What Makes the Human Brain “Human?” Part 1
How do our brains compare with the brains of other intelligent species?
Posted Apr 16, 2017
What’s so special about the human brain? What distinguishes the human brain from the brains of other animals? These intriguing questions have been approached from many directions, but here the focus is on brain complexity, a feature that seems to be necessary (but not sufficient) for consciousness to occur. Earlier posts have emphasized that the brain is a genuine complex system (in a strict scientific sense); producing dynamic (ever changing) patterns and sub-patterns of electrical and chemical activity. The familiar TV maps of temperature, rainfall, and other weather patterns over the earth’s surface provide useful metaphors that help us imagine changing patterns within the brain. The accompanying image demonstrates a fractal pattern or map. The image looks quite different at different levels of magnification; such fractal-like feature may be essential to brain complexity.
This blog post centers on relationships between brain structures and the (fractal-like) “patterns of mind” that our brains produce; these are the so-called conscious correlates or signatures of consciousness. Brains are complex and evidently human brains are, in some poorly understood sense, more complex than other animal brains. Some writers have even described the human brain as “the most complex object in the universe,” but it seems unlikely that such pundits are sufficiently well-traveled to defend this claim. In opposition, one might argue that the earth’s seven billion interacting brains form a system that is far more complex than any single brain.
Consciousness is far from an all or nothing condition; it does not work like a light switch that just goes on and off. Rather it’s more like a light with brightness controlled by a dimmer switch. In brains, the “dimmer switches” of consciousness are provided by various chemical (neuromodulator or hormone) systems. Humans experience graded states of consciousness when drowsy, under the influence of alcohol, dreaming, and in various stages of mental illness or Alzheimer’s disease. Furthermore, consciousness and (apparently) free will are strongly influenced by a number of partly independent subconscious systems.
Studies of consciousness may employ a model proposed by neuroscientist Antonio Damasio.

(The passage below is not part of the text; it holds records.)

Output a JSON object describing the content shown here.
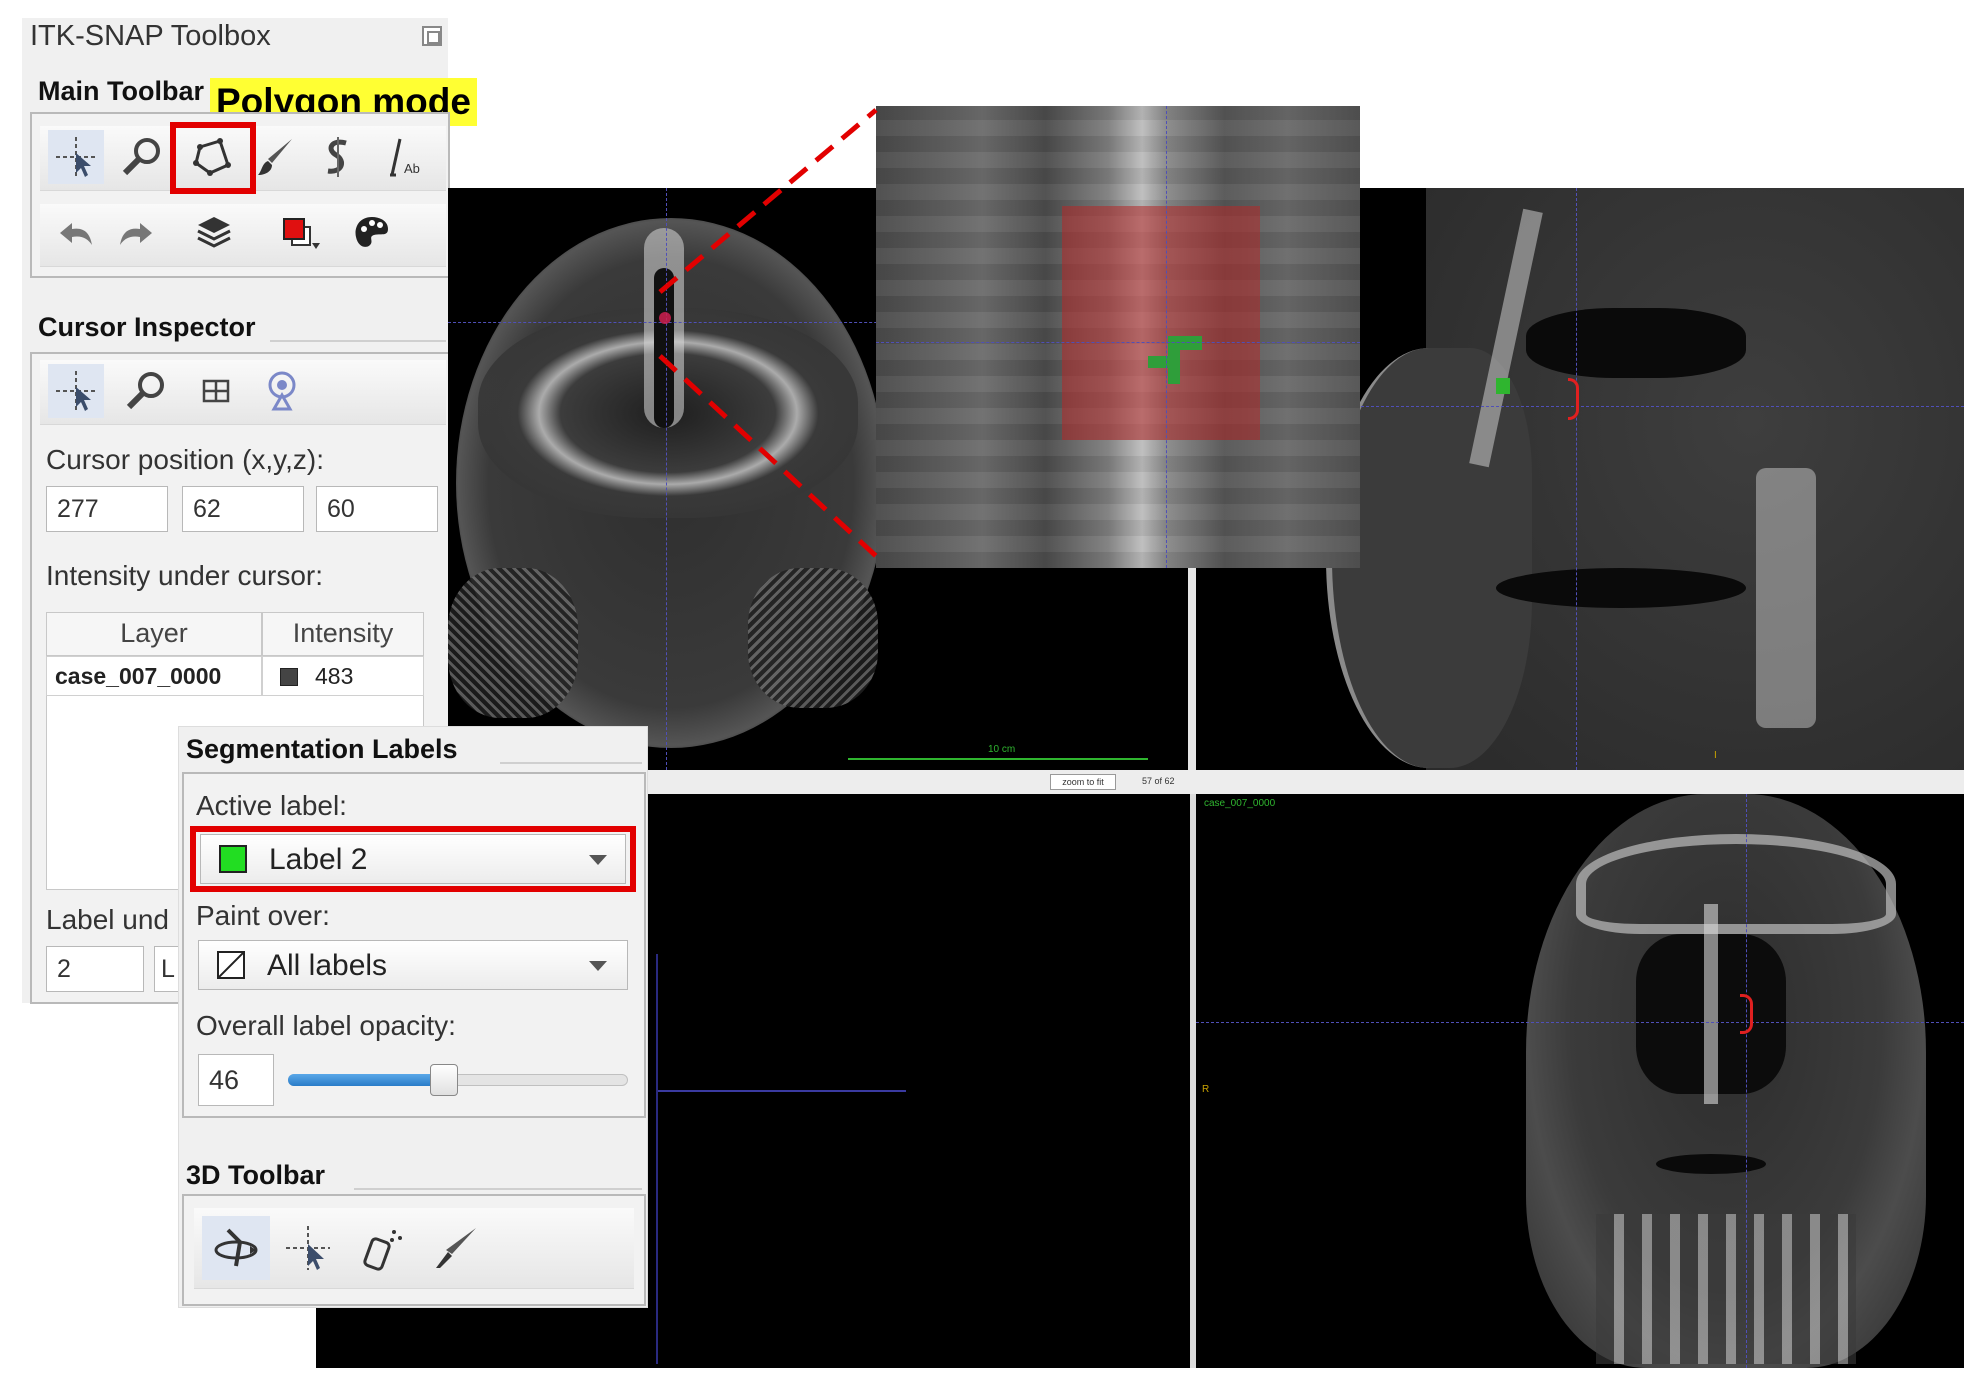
{
  "toolbox": {
    "title": "ITK-SNAP Toolbox",
    "main_toolbar": {
      "title": "Main Toolbar",
      "annotation": "Polygon mode",
      "row1_icons": [
        "crosshair-icon",
        "zoom-icon",
        "polygon-icon",
        "paintbrush-icon",
        "snake-icon",
        "annotation-icon"
      ],
      "row2_icons": [
        "undo-icon",
        "redo-icon",
        "layers-icon",
        "label-color-icon",
        "palette-icon"
      ],
      "active_tool": "crosshair-icon",
      "highlighted_tool": "polygon-icon"
    },
    "cursor_inspector": {
      "title": "Cursor Inspector",
      "icons": [
        "crosshair-icon",
        "zoom-icon",
        "grid-icon",
        "probe-icon"
      ],
      "position_label": "Cursor position (x,y,z):",
      "x": "277",
      "y": "62",
      "z": "60",
      "intensity_label": "Intensity under cursor:",
      "table_headers": [
        "Layer",
        "Intensity"
      ],
      "rows": [
        {
          "layer": "case_007_0000",
          "intensity": "483"
        }
      ],
      "label_under_label": "Label und",
      "label_under_value": "2",
      "label_under_name": "L"
    }
  },
  "segmentation": {
    "title": "Segmentation Labels",
    "active_label_title": "Active label:",
    "active_label": "Label 2",
    "active_label_color": "#22dd22",
    "paint_over_title": "Paint over:",
    "paint_over": "All labels",
    "opacity_title": "Overall label opacity:",
    "opacity_value": "46",
    "opacity_fraction": 0.46
  },
  "toolbar_3d": {
    "title": "3D Toolbar",
    "icons": [
      "rotate-3d-icon",
      "crosshair-3d-icon",
      "spray-icon",
      "scalpel-icon"
    ]
  },
  "viewers": {
    "axial_scale": "10 cm",
    "zoom_button": "zoom to fit",
    "slice_info": "57 of 62",
    "coronal_layer_name": "case_007_0000",
    "coronal_side_marker": "R",
    "sagittal_bottom_marker": "I"
  },
  "colors": {
    "highlight_red": "#e20000",
    "highlight_yellow": "#ffff33",
    "segmentation_red": "#b03030",
    "segmentation_green": "#2f9e3a"
  }
}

The model consists of three hierarchical layers that are anchored in evolutionary influences: (1) The protoself represents a pre-conscious state shared by all life forms including single celled organisms; it provides an essential foundation for the two higher stages of “self” to build on. (2) Core consciousness occurs when organisms develop a sense of self. Core consciousness is concerned only with the present moment, the here and now. It does not require language or memory; nor can it reflect on past experiences or project itself into the future. (3) Extended consciousness occurs when awareness moves beyond the here and now and employs extensive use of memory. It becomes aware of past, present, and future.
With these categories in mind, one can guess that many animals possess core consciousness, but perhaps most animals lack the extended consciousness of humans. Higher animals like the nonhuman great apes (orangutans, gorillas, and chimpanzees) may possess lesser (but nevertheless extended) consciousness. The great apes (and even crows and octopuses) use tools, solve problems, and exhibit many other human-like behaviors. One might naturally ask what distinguishes human brain anatomy from the brains of the great apes and other mammals. This question presents an apparent paradox—mental processing, indeed most of our conscious experience, depends critically on operations of the cerebral cortex—the outer brain layer having the approximate thickness of a nickel. But there is very little difference between the cortical structures of different mammals; all contain similar cell types arranged in columns with distinct cortical layers. Larger brains will, of course, employ more neurons and columns to interact with one another. While brain size must count for something, it fails to explain why humans seem more intelligent than elephants, dolphins, and whales, at least based on our biased human measures. Whales have not developed advanced technologies or even constructed moderately sophisticated tools, but maybe they just have better things to do. These three large species all have brains covered by folded cortices that look much like human brains except they are larger—much larger in several whale species. While humans may enjoy the largest ratios of brain weight to body weight, such measure contributes little to the fundamental question of why human brains produce much more complex behavior. I have gained weight since high school, but I don’t think this has made me dumber; rather it’s probably the other way around.
Future posts of “What Makes the Human Brain “Human?” will employ general knowledge about other complex systems to suggest possible ways in which human brain anatomy and physiology may have evolved to generate more complex patterns than those produced by other animals. In particular, the nested hierarchy of cortical tissue and the preponderance of (long) “small world” connections in the human brain appear to be excellent candidates for producing complex brain patterns. One can then check the complexity-based speculations against established neuroscience to judge whether or not they seem scientifically plausible, that is “brain friendly.” This thought process may then suggest helpful new insights into the deep mystery of consciousness.
Antonio Damasio, Self Comes to Mind: Constructing the Conscious Brain (New York: Pantheon Books, 2010)
Paul L. Nunez, The New Science of Consciousness: Exploring the Complexity of Brain, Mind, and Self (Amherst, New York: Prometheus Books, 2016)Source: canstockphoto 26401185 Mandelbrot set